After seeing the show on London's West End I was pleased to hear the original cast recording from the production in Stratford was very very close to what I heard on stage, maybe even better.
The score is slightly quirky and has several songs with lyrics seemingly impossible to fit into the music, but they do. And how.
The lyrics are fun and poignant and the arrangement is just complex enough to make this far more than a kids show. But then I hadn't expected anything less from Minchin. The cast is awesome. The kids are spectacular, the amazing Robert Madge of Gavroche (Les Miserables 25th Anniversary Concert) and Dodger (Oliver!) fame makes Nigel stand out and Matilda is impressive. But the true star of the show ofcourse can only be the cross-dressing Bertie Carvel as the hammer (and sometimes child) throwing headmistress Agatha Trunchbull.
Obviously the musical is based around Roald Dahl's children's book "Matilda".

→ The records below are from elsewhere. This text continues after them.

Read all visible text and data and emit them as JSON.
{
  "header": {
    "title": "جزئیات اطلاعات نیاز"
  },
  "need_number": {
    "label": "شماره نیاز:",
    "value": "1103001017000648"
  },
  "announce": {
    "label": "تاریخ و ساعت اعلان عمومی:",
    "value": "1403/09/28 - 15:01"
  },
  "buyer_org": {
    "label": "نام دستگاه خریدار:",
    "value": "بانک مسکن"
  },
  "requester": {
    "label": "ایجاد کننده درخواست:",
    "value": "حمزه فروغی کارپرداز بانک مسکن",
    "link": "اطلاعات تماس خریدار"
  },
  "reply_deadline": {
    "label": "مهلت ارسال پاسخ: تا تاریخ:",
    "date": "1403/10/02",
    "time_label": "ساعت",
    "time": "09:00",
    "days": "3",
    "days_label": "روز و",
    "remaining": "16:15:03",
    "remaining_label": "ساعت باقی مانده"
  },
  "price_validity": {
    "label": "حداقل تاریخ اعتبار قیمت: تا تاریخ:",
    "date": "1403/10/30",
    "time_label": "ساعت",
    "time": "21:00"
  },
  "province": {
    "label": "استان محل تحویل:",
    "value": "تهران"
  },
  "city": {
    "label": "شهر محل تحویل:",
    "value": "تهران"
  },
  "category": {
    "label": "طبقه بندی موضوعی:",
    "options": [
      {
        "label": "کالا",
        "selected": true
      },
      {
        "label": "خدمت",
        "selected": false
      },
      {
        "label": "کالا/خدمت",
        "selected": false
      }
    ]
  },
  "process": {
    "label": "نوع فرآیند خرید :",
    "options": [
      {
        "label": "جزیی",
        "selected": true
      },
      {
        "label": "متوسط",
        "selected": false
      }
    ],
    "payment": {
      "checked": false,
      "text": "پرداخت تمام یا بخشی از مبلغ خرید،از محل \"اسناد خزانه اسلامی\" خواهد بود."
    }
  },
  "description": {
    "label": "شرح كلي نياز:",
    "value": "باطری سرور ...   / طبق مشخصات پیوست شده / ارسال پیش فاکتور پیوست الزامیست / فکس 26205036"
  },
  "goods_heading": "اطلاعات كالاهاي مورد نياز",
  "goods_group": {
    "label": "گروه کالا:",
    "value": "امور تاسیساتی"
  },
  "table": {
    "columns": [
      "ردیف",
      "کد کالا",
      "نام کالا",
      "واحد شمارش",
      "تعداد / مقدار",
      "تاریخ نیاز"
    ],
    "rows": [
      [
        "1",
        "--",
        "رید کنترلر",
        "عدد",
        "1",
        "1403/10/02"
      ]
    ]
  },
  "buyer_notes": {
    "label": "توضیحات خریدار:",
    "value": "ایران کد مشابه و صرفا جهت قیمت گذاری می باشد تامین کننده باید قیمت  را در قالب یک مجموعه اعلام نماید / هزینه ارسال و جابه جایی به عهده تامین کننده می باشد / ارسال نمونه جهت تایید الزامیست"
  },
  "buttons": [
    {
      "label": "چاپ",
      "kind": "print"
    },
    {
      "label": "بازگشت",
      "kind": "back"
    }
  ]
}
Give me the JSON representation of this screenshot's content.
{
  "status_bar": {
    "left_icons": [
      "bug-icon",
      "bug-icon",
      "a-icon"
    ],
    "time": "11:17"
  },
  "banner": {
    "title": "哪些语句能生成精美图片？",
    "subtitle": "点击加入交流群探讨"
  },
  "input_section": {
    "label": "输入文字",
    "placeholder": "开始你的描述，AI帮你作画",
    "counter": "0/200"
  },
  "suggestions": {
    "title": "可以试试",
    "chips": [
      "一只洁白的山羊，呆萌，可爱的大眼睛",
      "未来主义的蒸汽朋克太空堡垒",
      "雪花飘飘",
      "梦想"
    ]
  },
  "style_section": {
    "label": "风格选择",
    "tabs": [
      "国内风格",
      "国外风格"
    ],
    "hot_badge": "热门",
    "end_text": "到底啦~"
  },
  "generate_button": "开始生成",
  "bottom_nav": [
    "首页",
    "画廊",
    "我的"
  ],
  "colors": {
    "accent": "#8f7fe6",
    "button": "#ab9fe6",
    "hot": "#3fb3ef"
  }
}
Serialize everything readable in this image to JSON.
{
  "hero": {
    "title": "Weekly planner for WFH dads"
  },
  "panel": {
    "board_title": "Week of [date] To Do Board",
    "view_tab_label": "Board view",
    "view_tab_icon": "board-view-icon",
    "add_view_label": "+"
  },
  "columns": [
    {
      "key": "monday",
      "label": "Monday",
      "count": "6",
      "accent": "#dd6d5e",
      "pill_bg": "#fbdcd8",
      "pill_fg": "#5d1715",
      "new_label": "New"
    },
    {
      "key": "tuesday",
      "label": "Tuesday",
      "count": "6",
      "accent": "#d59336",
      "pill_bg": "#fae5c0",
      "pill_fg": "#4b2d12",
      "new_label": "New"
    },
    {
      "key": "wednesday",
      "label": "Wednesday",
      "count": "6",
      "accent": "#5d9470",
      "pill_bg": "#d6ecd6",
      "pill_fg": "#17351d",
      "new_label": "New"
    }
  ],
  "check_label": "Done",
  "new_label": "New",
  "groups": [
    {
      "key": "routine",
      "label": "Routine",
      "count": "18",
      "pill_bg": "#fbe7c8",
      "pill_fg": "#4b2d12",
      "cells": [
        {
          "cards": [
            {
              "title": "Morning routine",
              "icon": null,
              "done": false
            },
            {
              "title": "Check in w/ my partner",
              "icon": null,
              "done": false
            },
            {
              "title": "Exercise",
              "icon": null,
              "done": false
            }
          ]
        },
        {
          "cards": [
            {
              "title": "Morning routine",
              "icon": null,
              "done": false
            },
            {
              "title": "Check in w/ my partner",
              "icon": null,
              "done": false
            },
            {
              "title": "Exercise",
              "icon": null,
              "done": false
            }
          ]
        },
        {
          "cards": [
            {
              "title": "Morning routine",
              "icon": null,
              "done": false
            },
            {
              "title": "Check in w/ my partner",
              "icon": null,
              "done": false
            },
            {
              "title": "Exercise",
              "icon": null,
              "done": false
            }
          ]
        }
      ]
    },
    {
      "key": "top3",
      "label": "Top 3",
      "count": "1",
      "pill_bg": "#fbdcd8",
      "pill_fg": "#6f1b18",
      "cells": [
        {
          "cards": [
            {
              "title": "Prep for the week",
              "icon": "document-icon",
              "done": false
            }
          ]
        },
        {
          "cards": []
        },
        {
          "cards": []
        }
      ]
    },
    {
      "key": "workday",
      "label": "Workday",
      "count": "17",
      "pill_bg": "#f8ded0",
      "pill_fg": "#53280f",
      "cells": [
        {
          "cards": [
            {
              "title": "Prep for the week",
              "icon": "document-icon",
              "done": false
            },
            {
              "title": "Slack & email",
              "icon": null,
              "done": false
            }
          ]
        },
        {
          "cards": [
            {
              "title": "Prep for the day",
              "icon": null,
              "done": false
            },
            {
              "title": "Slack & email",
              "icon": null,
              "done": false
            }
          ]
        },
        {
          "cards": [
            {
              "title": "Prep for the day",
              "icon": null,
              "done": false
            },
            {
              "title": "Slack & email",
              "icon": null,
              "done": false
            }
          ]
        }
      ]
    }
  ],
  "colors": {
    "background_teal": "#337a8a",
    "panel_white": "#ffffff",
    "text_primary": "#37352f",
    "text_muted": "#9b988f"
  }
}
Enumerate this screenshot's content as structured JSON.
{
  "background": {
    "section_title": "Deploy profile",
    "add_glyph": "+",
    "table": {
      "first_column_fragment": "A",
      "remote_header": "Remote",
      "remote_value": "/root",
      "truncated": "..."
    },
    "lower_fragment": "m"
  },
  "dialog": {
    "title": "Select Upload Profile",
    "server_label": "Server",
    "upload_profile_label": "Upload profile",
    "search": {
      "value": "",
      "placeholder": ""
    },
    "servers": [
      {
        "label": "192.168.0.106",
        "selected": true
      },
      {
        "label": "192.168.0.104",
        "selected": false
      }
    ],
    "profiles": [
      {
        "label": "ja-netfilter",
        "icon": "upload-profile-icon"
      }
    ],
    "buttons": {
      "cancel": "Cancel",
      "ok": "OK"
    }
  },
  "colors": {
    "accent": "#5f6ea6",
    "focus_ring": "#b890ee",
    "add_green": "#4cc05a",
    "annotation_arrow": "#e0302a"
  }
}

The score opens with the wonderful "Miracle" and the birth of our protaganist Matilda. It then moves on to the uplifting "Naughty". Both songs are recurring themes for the rest of the score, which goes on to a cleverly worded ABC in the form of "School Song". Next up is the slight "Pathetic" by miss Honey which moves into our first confrontation with the Trunchbull as she explains how one gets to throw "The Hammer" for one's country, supported by the children singing latin hymns. Matilda's mother, smarting "front-bottom" and all, next explains to miss Honey how it's not about what you know but how "Loud" you can profess your ignorance. Another lament from Miss Honey about "This Little Girl" is followed by the wonderful "Bruce" whose largeness seems to be a bit like a Tardis (much roomier inside) as he devours an enormous chocolate cake. In the show it's now time for intermission followed by Matilda's dad praising the educational value of "Telly" and a musical "Entr'acte". We then move on to the next show-stopper as the kids and Miss Honey explain what they will do "When I grow Up". The moving "I'm Here" expands on Matilda's story-within-a-story about the escapologist and his acrobat wife. Then it's the Trunchbull's turn to set her nostrils to "The Smell of Rebellion". Her rage builds to a frenzy and at that point Matilda retreats into her own world where everything is "Quiet". She then wlaks home with Miss Honey who in "My House" explains a little about how she came to live in a shed. The show ends with the wonderful "Revolting Children" singing revolting songs using revolting rhymes (a nod to another Dahl work). But that's not entirely the end as the whole cast returns to the stage to sing "When I Grow Up (Reprise)". And as an added bonus keep listening after this finale to hear the Trunchbull go off in a rage.
A true classic in the making!